To say that things have gotten nasty on the internet is an understatement. To say that people behave like animals is not as harsh as it sounds. We all have animal instincts, which show up as the evil inclination, that drives us to behave in a selfish, uncaring, and/or fearful way. This is side we see on the Internet — people write harsh and unthinking things, without regard for the impact on others. The Good Inclination is what inspires us to be our best selves, caring of others, and mindful of the impact of our actions on others. And believe it or not, Mussar can open hearts on the internet.
For example, I recently got into it with someone on Twitter* over my letter to the editor in the Forward. I stressed how important it was not to judge and stereotype others. Someone responded on Twitter that they agreed me, and then went on to tweet that Peter Beinart, the author of the article I was refuting, “exists 2 hurt #ISRAEL, & Jews he does not approve of.”
This kind of reaction is just not acceptable, dehumanizing someone with whom you disagree, and deciding that they must hate Israel and other Jews. There was a back and forth, and in the end, something amazing happened. He tweeted “I will say I should learn to tone down my words, u were correct.” We remain connected and in relationship.
Do you want to help improve conversation and connection on social media? Here are three Mussar soul traits you can call on to help you do it.
Mussar Humility: Come clean, occupy your space and remember it’s not about you.
It is important to come clean about one’s own mistakes. In the letter to the editor, I freely admitted my enjoyment at reading criticism of our Orthodox brothers and sisters, and explained how I used that mistake for spiritual growth. Leading by example can disarm someone who could become an opponent, and open the door for reconciliation.

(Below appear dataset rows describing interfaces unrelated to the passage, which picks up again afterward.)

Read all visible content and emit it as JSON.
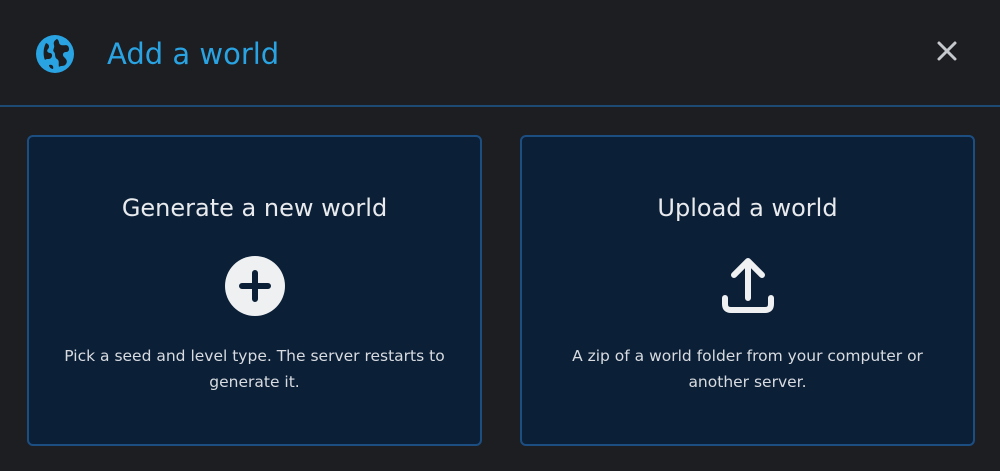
{
  "dialog": {
    "title": "Add a world",
    "title_icon": "globe-icon",
    "close_icon": "close-icon"
  },
  "options": [
    {
      "title": "Generate a new world",
      "icon": "plus-circle-icon",
      "description": "Pick a seed and level type. The server restarts to generate it."
    },
    {
      "title": "Upload a world",
      "icon": "upload-icon",
      "description": "A zip of a world folder from your computer or another server."
    }
  ],
  "colors": {
    "accent": "#2aa3e2",
    "card_background": "#0b1f37",
    "card_border": "#1d4e82",
    "background": "#1c1e22",
    "text": "#e8eaed"
  }
}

At the same time, you should be ready to occupy the space of calling someone on bad behavior. If not you, who? The key is to do so in light of the soul traits below. And, your job here is not to let hurt feelings about being misunderstood and mischaracterized get in the way of learning about other people.

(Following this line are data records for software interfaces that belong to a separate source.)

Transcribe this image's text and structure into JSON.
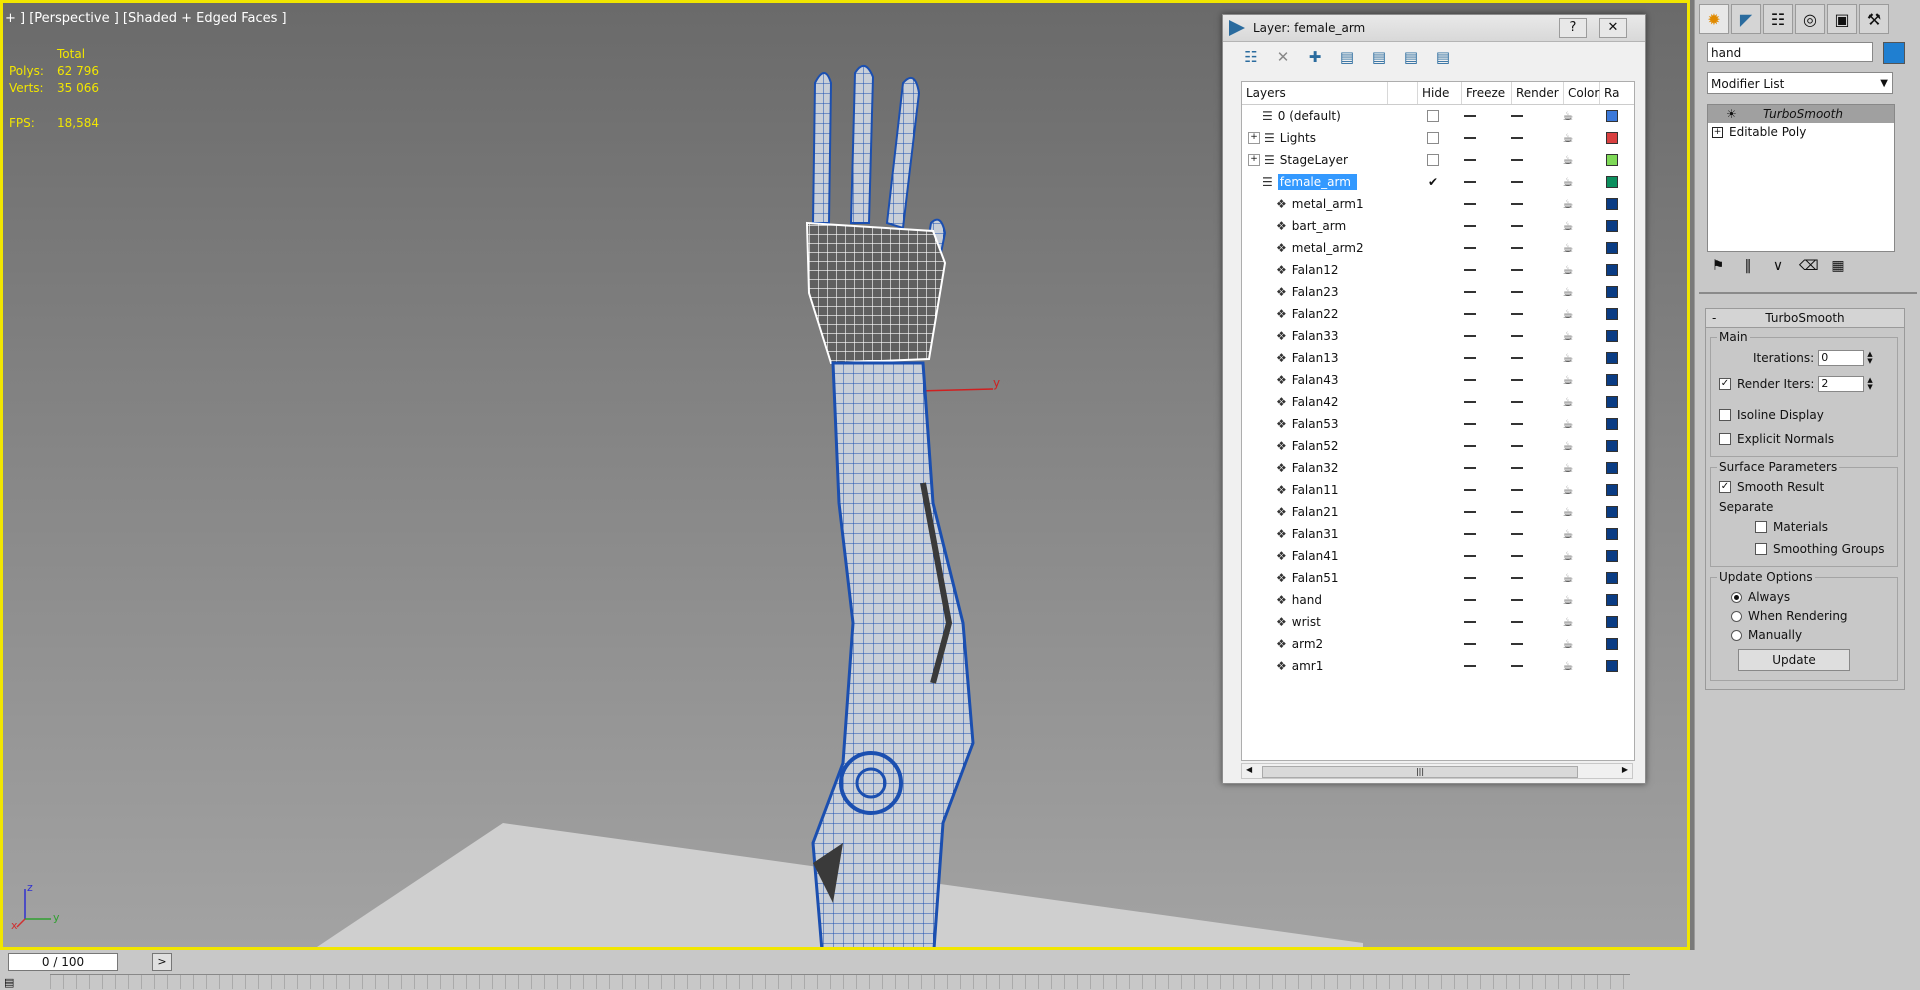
{
  "viewport": {
    "label": "+ ] [Perspective ] [Shaded + Edged Faces ]",
    "stats": {
      "total_label": "Total",
      "polys_label": "Polys:",
      "polys_value": "62 796",
      "verts_label": "Verts:",
      "verts_value": "35 066",
      "fps_label": "FPS:",
      "fps_value": "18,584"
    },
    "gizmo_label": "y",
    "axis": {
      "z": "z",
      "x": "x",
      "y": "y"
    }
  },
  "layer_dialog": {
    "title": "Layer: female_arm",
    "help_label": "?",
    "close_label": "✕",
    "columns": {
      "layers": "Layers",
      "hide": "Hide",
      "freeze": "Freeze",
      "render": "Render",
      "color": "Color",
      "radiosity": "Ra"
    },
    "layers": [
      {
        "name": "0 (default)",
        "kind": "layer",
        "expandable": false,
        "color": "#3b78d8"
      },
      {
        "name": "Lights",
        "kind": "layer",
        "expandable": true,
        "color": "#d94040"
      },
      {
        "name": "StageLayer",
        "kind": "layer",
        "expandable": true,
        "color": "#7ed957"
      },
      {
        "name": "female_arm",
        "kind": "layer",
        "expandable": false,
        "current": true,
        "selected": true,
        "color": "#0c8f5e"
      }
    ],
    "objects": [
      "metal_arm1",
      "bart_arm",
      "metal_arm2",
      "Falan12",
      "Falan23",
      "Falan22",
      "Falan33",
      "Falan13",
      "Falan43",
      "Falan42",
      "Falan53",
      "Falan52",
      "Falan32",
      "Falan11",
      "Falan21",
      "Falan31",
      "Falan41",
      "Falan51",
      "hand",
      "wrist",
      "arm2",
      "amr1"
    ],
    "object_color": "#0a3c84",
    "scroll_grip": "|||"
  },
  "command_panel": {
    "object_name": "hand",
    "object_color": "#1f7fd1",
    "modifier_list": "Modifier List",
    "stack": {
      "active": "TurboSmooth",
      "base": "Editable Poly"
    },
    "turbosmooth": {
      "title": "TurboSmooth",
      "collapse": "-",
      "main_group": "Main",
      "iterations_label": "Iterations:",
      "iterations_value": "0",
      "render_iters_label": "Render Iters:",
      "render_iters_value": "2",
      "isoline_label": "Isoline Display",
      "explicit_normals_label": "Explicit Normals",
      "surface_group": "Surface Parameters",
      "smooth_result_label": "Smooth Result",
      "separate_label": "Separate",
      "materials_label": "Materials",
      "smoothing_groups_label": "Smoothing Groups",
      "update_group": "Update Options",
      "always_label": "Always",
      "when_rendering_label": "When Rendering",
      "manually_label": "Manually",
      "update_button": "Update"
    }
  },
  "timeline": {
    "frame_display": "0 / 100",
    "next_label": ">"
  }
}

Mussar Honor: Remember the Divine Spark, and make your comments only after being given permission to do so.
We all have a Divine Spark, occluded by our baggage. That person making the snarky comment has one too. If you keep that idea first and foremost, it will influence the way you address them. They have the right to their opinions, and they have the right to hold positions with which you passionately disagree. Our goal is to elevate the level of discourse, and restore respect. You don’t have to agree, you don’t have to change your mind. But it isn’t ok to just think the person making a snarky comment, or espousing a political position you find abhorrent is a bad person.
In addition, don’t try the technique below with just anyone. You should only ask for someone to moderate their stance if they initiate the conversation with you. In the examples I give above, the people were making comments directly to me on Twitter, or on my Facebook page. They have given permission for a conversation. It is a very different dynamic if you just start responding to someone you hardly know on social media. The point is to build on an existing relationship and opening.
Mussar Silence: Choose your words carefully, for you are helping create the world.
Judaism teaches that God created the world with words, and when we speak, we participate in this act of creation. If you are insure of the Divinity, the point still holds: What we say has a profound impact, and changes reality for both ourselves and those who hear us.
The secret to improving discourse is to ask people one by one to withdraw, moderate, or change their comments. You aren’t asking them to change what they believe, only how they say it. Ask them to take responsibility, and to make a change. For example, someone posted a comment about Hitler and Muslims on the American Mussar Facebook Page. I was direct, writing below his comment, “This is a page to elevate our personal conduct. This link is offensive and inappropriate. You are better than this. Please remove it so I don’t have to.” To my amazement, he not only took down the comment, but replaced it with this picture, with a caption about kindness. He also wished me #shabbatshalom. Similarly on Twitter, I pointed out that it was dehumanizing to say that Beinart wants to hurt other Jews. It is fine to disagree with him, but don’t dehumanize him.
Mussar Can Open Hearts on the Internet
It doesn’t always work, but to paraphrase Rabbi Tarfon, we don’t need to complete a hard task, but neither are we free to desist from trying. We need to learn how to heal the divisions within the country and within the Jewish community.
Special shout out to Rabbi Sharon Brous who helped me recognize the power of the 1:1 approach after her talk at my synagogue. She explained how prophets who run naked through the streets and scream at the top of their lungs are ignored, but 1:1, thoughtful conversations can change hearts and minds. Listen to her teaching and get the handouts here.
Want to start your own Mussar journey? Take the Soul Trait Profile Quiz now.
Originally published at American Mussar.